We’ve discussed inflammation lots of times on this blog. It’s causes, symptoms and impacts. In this post, we’re going to discuss the different types of arthritis, and how turmeric supplements can help with the symptoms.
There are two main types of arthritis – osteoarthritis and rheumatoid arthritis.
Osteoarthritis and cartilage
Osteoarthritis is the most common of the two – roughly one-third of the British population aged 45 years and over have sought treatment for osteoarthritis. This equates to around 8 million people in the UK alone dealing with stiffness, tenderness, loss of flexibility and pain in their joints.
Joints are where our bones meet, think of our knees, ankles, wrists, elbows etc. But within these joints, our bones don’t touch each other. Instead, the gaps are filled with a firm, protective material called cartilage. This allows the bones to smoothly slide over each other. Everything is then held together with muscles, tendons and ligaments.
Cartilage is a powerful shock absorber. Imagine cartilage as like a bar of soap. Soap makes it easy to slide on almost any surface, but just like a bar of soap, the more we use it, the more it reduces in size. It’s exactly this type of wear and tear of our cartilage that causes osteoarthritis. It usually affects hips, knees, fingers and feet, but it may occur in other joints as well.
Once the cartilage starts to wear out, the tissues holding the joints together must compensate. This leads to swelling and the formation of ‘osteophytes’, or, small, bony growths, which in turn causes the pain and loss of freedom of movement. Cruelly, this then leads to inflamed joints, a typical symptom of rheumatoid arthritis.
Osteoarthritis usually develops at around 45 years old and is more common in women than men. It can develop in younger people with a family history or a history of joint injuries or problems such as gout.

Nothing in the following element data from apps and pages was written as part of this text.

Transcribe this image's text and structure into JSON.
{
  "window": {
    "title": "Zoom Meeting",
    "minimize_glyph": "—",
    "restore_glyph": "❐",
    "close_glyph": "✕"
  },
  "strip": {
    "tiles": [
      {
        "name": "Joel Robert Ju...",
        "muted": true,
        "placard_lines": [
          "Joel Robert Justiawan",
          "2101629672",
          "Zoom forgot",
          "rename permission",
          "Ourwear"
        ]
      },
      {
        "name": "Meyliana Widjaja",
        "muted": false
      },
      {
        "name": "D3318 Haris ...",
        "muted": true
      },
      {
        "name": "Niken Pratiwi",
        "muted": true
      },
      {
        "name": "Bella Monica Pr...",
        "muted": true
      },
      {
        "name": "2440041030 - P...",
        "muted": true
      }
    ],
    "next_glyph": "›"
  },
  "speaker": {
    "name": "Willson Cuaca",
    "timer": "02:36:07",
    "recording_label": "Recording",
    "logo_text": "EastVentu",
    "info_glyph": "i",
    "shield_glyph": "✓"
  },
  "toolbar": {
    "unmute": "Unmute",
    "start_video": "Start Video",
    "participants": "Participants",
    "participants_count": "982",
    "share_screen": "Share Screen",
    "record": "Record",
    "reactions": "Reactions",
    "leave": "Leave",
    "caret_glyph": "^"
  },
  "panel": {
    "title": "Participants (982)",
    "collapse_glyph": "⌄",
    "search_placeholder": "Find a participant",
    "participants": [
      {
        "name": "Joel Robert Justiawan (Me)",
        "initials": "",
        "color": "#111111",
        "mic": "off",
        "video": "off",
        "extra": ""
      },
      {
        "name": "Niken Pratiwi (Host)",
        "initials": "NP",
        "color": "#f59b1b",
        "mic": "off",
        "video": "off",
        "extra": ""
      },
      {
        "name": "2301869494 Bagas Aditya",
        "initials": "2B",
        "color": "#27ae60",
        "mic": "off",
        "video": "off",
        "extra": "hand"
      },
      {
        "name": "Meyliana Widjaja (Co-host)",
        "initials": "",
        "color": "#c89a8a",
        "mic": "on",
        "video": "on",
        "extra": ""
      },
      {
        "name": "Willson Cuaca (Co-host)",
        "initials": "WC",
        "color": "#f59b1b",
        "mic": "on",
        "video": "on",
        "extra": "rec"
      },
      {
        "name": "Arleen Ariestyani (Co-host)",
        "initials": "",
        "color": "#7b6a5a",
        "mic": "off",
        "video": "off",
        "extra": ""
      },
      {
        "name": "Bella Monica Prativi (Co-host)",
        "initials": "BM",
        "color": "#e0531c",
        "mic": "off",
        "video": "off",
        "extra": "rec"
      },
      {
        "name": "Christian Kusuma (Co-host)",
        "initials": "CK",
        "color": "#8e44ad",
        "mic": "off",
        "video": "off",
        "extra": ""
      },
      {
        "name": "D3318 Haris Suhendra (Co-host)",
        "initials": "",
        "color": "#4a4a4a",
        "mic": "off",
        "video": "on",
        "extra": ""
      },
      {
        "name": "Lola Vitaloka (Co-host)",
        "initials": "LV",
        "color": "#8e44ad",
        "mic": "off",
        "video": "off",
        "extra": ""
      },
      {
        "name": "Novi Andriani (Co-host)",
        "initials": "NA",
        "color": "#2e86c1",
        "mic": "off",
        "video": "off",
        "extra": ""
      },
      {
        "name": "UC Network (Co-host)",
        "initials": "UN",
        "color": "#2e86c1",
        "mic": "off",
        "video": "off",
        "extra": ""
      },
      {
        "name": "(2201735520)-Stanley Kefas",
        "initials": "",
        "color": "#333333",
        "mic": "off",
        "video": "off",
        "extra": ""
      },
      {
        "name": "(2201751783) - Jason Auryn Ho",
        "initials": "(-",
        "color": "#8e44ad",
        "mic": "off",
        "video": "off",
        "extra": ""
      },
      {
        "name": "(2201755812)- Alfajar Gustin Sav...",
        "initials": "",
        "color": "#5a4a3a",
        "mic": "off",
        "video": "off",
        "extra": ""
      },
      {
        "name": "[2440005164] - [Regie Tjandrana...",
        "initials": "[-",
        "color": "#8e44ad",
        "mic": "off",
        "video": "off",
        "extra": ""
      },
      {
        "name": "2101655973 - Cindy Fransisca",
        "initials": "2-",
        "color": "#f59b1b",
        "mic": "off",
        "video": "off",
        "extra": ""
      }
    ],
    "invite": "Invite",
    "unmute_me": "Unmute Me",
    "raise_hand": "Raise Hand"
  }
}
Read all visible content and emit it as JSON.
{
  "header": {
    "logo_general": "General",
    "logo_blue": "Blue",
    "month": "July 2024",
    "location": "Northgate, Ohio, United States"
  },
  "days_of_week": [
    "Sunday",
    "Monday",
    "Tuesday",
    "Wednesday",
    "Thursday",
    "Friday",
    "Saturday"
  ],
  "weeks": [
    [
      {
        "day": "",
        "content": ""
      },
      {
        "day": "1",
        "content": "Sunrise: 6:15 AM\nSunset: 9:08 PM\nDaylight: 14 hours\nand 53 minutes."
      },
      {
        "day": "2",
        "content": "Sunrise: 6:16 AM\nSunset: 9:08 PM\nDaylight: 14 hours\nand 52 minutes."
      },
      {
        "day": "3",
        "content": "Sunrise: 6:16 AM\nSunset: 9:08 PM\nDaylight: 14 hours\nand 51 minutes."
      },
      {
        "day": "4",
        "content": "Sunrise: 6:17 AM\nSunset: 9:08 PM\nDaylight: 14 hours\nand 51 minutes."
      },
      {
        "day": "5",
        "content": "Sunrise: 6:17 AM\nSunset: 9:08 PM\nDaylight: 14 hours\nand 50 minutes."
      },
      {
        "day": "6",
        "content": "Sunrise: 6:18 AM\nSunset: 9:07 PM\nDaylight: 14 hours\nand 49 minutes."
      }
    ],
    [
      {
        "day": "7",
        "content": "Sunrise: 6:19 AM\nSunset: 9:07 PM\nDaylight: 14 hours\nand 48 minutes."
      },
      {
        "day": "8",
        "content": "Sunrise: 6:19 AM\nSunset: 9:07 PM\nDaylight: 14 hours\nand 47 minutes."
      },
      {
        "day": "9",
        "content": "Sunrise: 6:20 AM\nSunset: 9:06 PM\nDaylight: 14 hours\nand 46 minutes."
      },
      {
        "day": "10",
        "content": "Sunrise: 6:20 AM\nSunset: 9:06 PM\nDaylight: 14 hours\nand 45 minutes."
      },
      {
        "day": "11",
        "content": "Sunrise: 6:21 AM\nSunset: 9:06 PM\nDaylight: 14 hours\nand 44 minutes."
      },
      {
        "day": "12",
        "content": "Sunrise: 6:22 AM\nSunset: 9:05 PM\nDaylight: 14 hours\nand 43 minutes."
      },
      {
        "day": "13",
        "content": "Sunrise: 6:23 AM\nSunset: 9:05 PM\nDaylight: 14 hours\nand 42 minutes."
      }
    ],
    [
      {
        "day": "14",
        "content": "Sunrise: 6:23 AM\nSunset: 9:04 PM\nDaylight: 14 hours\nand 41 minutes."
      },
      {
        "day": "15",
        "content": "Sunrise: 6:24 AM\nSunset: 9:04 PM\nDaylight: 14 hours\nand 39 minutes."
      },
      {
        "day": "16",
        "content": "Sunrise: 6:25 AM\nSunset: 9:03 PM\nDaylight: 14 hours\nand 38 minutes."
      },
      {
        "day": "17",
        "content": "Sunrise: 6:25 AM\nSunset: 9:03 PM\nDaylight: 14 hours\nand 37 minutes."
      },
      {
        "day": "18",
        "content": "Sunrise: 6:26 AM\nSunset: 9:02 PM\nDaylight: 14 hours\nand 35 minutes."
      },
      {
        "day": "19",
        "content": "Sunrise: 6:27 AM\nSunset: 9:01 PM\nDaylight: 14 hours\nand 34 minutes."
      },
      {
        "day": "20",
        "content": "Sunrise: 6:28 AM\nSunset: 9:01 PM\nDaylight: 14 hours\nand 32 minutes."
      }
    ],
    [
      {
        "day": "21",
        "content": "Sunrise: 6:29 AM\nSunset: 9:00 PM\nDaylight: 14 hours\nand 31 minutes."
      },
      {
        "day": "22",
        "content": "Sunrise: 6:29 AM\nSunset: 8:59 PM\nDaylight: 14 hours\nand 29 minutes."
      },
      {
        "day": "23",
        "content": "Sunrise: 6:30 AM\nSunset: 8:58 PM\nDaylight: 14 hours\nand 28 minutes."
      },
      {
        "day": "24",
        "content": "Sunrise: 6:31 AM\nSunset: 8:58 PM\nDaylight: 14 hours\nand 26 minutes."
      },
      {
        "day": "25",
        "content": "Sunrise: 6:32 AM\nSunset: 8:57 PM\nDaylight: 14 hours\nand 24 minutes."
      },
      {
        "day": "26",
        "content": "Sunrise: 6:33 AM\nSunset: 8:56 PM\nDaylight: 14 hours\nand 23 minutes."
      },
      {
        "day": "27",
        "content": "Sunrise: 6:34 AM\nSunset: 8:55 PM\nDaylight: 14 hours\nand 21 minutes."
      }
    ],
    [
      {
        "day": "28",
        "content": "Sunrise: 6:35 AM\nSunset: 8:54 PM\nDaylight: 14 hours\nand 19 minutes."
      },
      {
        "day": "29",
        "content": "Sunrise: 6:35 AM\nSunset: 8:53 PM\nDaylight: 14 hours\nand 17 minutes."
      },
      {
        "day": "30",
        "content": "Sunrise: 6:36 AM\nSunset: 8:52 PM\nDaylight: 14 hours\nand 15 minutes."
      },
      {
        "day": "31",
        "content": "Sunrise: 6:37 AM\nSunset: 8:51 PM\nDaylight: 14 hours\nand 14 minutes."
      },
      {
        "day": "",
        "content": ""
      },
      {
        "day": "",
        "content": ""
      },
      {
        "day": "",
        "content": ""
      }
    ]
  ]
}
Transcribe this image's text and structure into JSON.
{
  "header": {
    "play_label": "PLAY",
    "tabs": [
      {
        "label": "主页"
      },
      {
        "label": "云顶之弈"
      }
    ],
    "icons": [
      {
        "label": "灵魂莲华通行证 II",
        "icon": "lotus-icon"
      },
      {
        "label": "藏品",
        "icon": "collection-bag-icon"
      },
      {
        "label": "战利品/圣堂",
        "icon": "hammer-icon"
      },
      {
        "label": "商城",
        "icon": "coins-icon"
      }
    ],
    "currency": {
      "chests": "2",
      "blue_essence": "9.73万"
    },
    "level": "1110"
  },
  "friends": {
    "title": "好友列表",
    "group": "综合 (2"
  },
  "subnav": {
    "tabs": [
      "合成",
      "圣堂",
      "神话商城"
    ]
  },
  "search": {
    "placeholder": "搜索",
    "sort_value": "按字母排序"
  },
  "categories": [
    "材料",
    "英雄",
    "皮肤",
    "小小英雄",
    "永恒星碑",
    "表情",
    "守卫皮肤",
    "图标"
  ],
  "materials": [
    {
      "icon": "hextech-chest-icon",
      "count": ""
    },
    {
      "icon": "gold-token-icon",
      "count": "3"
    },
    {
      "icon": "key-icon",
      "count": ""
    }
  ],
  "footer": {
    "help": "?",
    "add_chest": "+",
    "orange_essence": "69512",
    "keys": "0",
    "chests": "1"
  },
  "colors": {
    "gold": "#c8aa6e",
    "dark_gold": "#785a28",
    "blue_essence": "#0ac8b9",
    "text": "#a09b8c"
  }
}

Being overweight, not exercising enough and having a job that requires repetitive movements of a specific joint are all risk factors for osteoarthritis. As is having a sedentary lifestyle that doesn't regularly put your joints through their full range of motion.